If you come from the world of theatre, you know that’s how you measure, measure a year.
But it’s also how you measure attention. Rather, it’s the upper limit of attention by a single person in a single year (a third less when you subtract sleep, of course). Attention is a finite resource, and because it describes what we’re looking at, what we’re working on, what we’re thinking about, who we’re talking to, it’s a deeply meaningful metric. How people choose to spend their attention can tell us a lot about what matters to them.
In my last article, I wrote of my concern that the products we’re building have the potential to splinter our attention into thousands of non-focused, non-meaningful, non-deliberate interactions, to pull us away from what we say matters in our lives, and fill our days with what amount to frivolous activities originating from a place of continuous reactivity. Essentially, our attention is in danger of being spent without explicit consent. Without intent.
We’ve seen smartphone usage grow impressively over the last several years, no doubt much of it in these in-between moments, where we spend time somewhat indiscriminately in relatively small chunks that accumulate to substantial numbers by day’s end. According to eMarketer’s latest data, the average time an adult in the US spends “consuming content” (I feel gross for writing that) on mobile per day is up to nearly three hours in 2015, from only 24 minutes in 2010.
Where did this extra two hours and thirty minutes come from?
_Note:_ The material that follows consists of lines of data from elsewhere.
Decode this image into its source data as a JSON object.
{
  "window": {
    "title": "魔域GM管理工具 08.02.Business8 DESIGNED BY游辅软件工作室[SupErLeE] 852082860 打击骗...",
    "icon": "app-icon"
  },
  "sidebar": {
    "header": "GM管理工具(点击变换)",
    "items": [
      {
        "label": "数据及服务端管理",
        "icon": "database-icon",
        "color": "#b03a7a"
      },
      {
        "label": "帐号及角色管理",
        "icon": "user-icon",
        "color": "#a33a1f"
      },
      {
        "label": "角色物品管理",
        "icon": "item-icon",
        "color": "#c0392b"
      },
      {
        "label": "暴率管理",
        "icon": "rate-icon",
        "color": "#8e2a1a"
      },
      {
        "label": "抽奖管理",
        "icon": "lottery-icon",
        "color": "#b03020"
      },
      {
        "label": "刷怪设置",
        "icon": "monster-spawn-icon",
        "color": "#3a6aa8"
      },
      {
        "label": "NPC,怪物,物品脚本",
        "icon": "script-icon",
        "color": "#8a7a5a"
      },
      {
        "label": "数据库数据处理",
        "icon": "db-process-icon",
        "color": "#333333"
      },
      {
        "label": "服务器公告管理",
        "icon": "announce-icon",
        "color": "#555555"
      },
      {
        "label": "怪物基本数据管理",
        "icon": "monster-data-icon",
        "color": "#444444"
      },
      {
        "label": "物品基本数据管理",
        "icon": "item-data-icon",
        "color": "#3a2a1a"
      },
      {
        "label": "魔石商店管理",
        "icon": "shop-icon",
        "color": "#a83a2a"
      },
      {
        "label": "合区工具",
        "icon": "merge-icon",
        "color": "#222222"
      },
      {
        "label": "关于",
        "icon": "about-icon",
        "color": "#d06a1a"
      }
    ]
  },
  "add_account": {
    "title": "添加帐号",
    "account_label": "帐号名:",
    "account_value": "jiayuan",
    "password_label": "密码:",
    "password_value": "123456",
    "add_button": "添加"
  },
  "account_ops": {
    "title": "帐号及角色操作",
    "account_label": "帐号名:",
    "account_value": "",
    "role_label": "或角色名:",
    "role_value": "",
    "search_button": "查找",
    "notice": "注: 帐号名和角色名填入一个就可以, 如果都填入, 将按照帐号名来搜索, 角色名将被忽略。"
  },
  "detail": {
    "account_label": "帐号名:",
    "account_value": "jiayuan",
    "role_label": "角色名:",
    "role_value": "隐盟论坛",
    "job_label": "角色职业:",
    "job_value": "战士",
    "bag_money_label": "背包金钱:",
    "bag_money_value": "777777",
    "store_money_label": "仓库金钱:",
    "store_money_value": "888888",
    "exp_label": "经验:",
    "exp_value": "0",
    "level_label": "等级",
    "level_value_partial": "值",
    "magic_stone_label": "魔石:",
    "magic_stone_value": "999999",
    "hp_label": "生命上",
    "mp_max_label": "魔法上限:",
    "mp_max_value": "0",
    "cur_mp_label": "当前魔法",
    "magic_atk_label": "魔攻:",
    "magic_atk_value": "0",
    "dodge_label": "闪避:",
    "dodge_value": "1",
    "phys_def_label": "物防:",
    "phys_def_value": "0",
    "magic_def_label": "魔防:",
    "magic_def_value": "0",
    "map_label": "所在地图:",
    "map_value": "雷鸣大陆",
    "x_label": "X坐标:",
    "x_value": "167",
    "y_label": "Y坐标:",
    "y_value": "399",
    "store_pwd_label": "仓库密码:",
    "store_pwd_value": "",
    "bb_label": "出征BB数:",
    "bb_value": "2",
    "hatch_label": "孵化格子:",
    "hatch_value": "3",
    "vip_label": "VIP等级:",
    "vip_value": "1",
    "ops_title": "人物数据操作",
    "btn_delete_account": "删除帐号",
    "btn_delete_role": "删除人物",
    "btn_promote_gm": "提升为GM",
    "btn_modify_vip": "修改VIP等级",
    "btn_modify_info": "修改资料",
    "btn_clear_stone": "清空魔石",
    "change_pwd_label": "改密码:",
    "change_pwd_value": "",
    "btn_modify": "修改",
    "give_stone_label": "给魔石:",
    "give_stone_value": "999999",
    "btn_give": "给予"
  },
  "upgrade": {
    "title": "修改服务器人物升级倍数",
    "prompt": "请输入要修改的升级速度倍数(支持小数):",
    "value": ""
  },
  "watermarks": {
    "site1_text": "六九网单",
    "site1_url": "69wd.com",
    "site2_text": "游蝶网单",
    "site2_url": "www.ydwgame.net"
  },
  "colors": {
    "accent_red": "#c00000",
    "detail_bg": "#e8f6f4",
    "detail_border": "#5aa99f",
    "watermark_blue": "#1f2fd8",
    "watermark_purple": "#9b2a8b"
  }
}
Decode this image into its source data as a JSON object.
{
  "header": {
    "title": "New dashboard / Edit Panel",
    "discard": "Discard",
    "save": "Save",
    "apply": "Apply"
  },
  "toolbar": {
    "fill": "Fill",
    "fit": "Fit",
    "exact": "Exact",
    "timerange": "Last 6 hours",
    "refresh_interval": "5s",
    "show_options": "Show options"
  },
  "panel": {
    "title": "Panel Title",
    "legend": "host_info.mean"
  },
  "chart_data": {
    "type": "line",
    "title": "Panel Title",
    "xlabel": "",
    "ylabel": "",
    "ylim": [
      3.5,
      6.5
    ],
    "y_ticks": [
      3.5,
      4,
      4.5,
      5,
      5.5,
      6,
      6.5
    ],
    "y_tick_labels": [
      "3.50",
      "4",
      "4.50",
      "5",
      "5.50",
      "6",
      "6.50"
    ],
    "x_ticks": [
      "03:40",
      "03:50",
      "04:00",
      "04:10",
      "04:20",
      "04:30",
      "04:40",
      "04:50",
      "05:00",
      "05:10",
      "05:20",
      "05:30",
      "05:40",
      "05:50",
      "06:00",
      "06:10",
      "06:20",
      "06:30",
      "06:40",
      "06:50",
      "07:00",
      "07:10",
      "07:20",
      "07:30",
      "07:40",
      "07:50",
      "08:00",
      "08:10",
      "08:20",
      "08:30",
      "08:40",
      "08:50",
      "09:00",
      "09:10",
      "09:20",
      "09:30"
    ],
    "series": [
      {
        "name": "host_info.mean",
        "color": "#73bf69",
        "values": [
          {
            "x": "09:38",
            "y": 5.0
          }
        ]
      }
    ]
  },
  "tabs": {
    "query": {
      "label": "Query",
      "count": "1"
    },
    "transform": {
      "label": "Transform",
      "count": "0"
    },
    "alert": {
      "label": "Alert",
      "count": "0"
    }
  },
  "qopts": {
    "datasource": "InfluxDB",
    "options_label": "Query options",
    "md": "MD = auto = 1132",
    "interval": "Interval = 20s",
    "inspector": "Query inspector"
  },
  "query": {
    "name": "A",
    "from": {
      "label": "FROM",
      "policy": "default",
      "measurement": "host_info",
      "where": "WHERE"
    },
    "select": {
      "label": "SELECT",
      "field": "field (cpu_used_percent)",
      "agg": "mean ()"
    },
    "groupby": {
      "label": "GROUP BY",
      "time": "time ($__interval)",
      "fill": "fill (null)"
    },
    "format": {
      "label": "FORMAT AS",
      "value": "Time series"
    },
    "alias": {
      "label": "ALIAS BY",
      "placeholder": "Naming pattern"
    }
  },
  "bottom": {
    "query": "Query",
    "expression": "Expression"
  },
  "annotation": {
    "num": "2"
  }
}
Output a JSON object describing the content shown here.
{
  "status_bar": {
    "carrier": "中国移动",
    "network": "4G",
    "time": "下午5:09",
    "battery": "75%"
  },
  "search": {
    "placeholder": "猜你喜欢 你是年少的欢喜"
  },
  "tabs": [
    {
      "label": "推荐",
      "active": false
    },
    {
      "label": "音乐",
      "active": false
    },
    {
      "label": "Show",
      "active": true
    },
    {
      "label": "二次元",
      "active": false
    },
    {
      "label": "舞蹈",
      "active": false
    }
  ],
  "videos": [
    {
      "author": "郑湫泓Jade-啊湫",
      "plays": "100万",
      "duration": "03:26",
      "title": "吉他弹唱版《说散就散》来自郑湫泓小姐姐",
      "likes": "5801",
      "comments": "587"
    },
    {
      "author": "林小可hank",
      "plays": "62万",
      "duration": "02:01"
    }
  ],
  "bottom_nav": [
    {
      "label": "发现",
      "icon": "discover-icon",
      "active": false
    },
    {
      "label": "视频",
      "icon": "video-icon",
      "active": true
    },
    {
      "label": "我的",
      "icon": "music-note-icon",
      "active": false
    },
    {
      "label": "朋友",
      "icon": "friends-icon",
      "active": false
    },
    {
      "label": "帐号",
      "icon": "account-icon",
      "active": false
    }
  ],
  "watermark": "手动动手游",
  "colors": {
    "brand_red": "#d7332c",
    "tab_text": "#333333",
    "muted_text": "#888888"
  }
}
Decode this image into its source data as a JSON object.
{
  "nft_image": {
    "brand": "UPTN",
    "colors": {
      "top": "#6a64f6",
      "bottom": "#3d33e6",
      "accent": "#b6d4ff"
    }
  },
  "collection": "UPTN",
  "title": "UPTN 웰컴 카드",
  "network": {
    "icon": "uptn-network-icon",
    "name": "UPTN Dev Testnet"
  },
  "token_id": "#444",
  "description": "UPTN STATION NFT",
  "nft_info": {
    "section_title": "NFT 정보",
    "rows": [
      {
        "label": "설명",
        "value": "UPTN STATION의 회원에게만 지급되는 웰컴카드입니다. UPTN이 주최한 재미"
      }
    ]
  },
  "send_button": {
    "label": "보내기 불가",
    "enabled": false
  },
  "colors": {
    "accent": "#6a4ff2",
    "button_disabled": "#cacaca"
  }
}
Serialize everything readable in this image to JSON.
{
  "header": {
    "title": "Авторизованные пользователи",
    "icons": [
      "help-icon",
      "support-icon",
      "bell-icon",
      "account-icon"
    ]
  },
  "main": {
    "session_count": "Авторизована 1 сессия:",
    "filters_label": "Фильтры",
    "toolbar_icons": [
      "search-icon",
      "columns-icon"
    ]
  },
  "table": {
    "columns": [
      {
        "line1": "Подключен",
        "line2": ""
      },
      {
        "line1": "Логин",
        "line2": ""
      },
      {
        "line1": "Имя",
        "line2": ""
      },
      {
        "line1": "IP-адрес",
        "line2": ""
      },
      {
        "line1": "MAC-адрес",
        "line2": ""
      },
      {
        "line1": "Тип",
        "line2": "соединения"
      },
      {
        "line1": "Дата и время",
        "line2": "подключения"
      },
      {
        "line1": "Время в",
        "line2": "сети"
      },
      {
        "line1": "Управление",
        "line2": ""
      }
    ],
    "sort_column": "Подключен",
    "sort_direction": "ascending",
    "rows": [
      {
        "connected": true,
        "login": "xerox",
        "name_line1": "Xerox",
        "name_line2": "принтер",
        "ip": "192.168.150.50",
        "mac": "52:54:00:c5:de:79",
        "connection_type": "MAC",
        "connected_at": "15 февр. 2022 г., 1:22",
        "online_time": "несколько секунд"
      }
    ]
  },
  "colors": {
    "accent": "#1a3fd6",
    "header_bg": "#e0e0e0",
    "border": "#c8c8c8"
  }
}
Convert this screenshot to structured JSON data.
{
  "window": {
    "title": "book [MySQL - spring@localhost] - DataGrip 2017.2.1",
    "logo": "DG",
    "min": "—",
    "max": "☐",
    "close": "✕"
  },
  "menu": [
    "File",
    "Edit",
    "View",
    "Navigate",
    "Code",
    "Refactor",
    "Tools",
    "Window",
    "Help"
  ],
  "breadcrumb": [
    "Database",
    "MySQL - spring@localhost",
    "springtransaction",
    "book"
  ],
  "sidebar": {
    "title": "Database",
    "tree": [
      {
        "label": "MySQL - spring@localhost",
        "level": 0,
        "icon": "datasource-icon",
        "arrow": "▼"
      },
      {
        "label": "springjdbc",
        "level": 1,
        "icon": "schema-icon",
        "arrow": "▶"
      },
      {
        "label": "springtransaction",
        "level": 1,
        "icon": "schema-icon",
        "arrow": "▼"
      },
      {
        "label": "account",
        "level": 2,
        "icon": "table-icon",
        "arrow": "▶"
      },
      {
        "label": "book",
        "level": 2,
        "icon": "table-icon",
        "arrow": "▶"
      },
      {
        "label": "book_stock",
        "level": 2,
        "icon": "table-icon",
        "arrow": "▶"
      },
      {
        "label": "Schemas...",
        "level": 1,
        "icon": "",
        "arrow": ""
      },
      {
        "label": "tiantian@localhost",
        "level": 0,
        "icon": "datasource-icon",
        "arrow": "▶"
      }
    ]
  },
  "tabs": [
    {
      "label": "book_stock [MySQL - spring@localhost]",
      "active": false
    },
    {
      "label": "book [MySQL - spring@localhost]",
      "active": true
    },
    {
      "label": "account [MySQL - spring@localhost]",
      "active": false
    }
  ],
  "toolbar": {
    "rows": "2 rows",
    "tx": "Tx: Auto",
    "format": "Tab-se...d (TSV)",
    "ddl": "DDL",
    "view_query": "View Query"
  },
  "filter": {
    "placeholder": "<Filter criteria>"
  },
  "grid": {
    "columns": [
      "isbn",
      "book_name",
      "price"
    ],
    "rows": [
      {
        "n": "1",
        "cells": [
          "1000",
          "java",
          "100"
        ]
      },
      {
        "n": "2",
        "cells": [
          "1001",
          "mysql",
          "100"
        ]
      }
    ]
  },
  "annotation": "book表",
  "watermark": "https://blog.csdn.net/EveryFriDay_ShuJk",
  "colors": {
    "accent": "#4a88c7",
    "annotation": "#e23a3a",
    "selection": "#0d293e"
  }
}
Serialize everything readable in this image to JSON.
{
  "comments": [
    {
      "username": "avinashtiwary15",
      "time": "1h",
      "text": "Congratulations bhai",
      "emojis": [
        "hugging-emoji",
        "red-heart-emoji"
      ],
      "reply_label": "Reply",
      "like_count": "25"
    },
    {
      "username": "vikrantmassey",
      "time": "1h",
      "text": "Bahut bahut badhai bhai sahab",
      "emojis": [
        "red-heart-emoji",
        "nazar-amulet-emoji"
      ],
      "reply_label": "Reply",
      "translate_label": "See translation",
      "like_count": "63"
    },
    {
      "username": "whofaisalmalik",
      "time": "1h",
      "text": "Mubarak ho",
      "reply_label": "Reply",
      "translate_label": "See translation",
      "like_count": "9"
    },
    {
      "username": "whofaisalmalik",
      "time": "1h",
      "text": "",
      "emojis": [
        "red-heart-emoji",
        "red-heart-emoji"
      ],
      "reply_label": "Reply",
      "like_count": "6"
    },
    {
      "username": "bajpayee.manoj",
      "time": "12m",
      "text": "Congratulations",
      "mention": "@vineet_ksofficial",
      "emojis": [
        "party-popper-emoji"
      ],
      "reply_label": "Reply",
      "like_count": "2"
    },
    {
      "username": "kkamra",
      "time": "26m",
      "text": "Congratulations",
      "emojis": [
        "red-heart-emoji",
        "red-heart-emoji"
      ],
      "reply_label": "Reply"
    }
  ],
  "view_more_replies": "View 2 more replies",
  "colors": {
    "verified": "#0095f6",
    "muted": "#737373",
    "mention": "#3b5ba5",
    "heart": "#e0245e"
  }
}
Well, media consumption as a whole is up about an hour and a half per day over the last five years. Second-screening seems to explain much of this increase (the stats double-count that time), but the remaining smartphone engagement growth is evidently coming at the expense of other media: TV and newspapers lost the most attention in raw minutes, while radio appears the most resilient (thanks, possibly, to the continued existence of car culture in America). Not even desktop/laptop online usage is immune to the mobile onslaught.
Looking at percentages tells an even more compelling story. Media consumption on mobile now makes up nearly 25% of the total, up an insane 530% since 2011.
Interestingly, we’re also already seeing a slowing in the rate of growth of mobile media consumption, suggesting it might be leveling off and reaching a saturation point (Attention is finite, remember?).
What’s next? Well, Matt Gemmell and others have pointed out something provocative in the past several weeks: since getting Apple Watch, they’ve noticed far fewer moments of finding themselves sucked into app after app after responding to an alert on their iPhone. It’s difficult (speaking from personal experience) to not start reading other texts, checking Facebook, replying to Twitter mentions, refreshing email and checking the weather any time our smartphones vibrate, but apparently the small form-factor of the Watch actually seems to discourage deeper engagement beyond the seconds-long “glance,” giving users back a healthy chunk of time that they may then spend more intentionally.
We’re still only hearing anecdotal data about smartphone usage in the age of wearables, of course, and it remains to be seen how large a market Apple Watch and other such devices will have, but if the pattern described by Gemmell holds, at some point it stands to reason — as unbelievable as it seems — we may begin to see a decline in time spent on mobile.
Which leads to the question: Where will we choose to direct our attention when the choice is again ours to make?
Sunsets, midnights, cups of coffee, perhaps?